◆ What to work on ◆
When a line in the listing contains the string "insert", pick it out and copy it.

■ ■ ■ ■ ■ ■ ■

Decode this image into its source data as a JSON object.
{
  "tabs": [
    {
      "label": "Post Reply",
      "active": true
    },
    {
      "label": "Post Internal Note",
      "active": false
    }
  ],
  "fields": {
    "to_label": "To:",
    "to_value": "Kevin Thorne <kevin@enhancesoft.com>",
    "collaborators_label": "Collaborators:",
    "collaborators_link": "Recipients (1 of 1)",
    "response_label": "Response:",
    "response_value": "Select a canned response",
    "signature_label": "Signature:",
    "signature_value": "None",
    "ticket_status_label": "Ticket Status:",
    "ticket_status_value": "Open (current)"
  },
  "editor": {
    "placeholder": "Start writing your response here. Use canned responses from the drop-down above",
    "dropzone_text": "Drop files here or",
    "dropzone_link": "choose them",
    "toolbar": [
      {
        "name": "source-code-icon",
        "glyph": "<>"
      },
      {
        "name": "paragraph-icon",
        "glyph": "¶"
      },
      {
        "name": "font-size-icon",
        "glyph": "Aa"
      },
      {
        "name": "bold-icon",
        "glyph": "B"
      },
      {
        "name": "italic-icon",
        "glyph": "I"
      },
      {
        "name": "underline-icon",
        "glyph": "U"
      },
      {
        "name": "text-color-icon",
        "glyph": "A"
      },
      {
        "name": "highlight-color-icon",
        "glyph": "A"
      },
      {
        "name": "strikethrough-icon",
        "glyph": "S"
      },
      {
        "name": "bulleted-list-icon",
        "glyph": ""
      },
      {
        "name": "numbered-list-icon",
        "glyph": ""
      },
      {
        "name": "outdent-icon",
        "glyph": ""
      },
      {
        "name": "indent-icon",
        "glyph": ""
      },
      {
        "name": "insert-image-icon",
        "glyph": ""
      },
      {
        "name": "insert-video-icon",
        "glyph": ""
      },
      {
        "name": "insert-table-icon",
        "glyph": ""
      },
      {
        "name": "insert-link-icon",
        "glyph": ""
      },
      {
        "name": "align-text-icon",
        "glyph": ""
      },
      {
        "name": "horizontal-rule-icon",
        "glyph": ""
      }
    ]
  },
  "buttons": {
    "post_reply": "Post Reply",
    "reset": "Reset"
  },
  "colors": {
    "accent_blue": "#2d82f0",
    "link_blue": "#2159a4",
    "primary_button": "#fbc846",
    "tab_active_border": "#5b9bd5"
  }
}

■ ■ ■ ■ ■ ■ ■

◆ Answer below ◆
        "name": "insert-image-icon",
        "name": "insert-video-icon",
        "name": "insert-table-icon",
        "name": "insert-link-icon",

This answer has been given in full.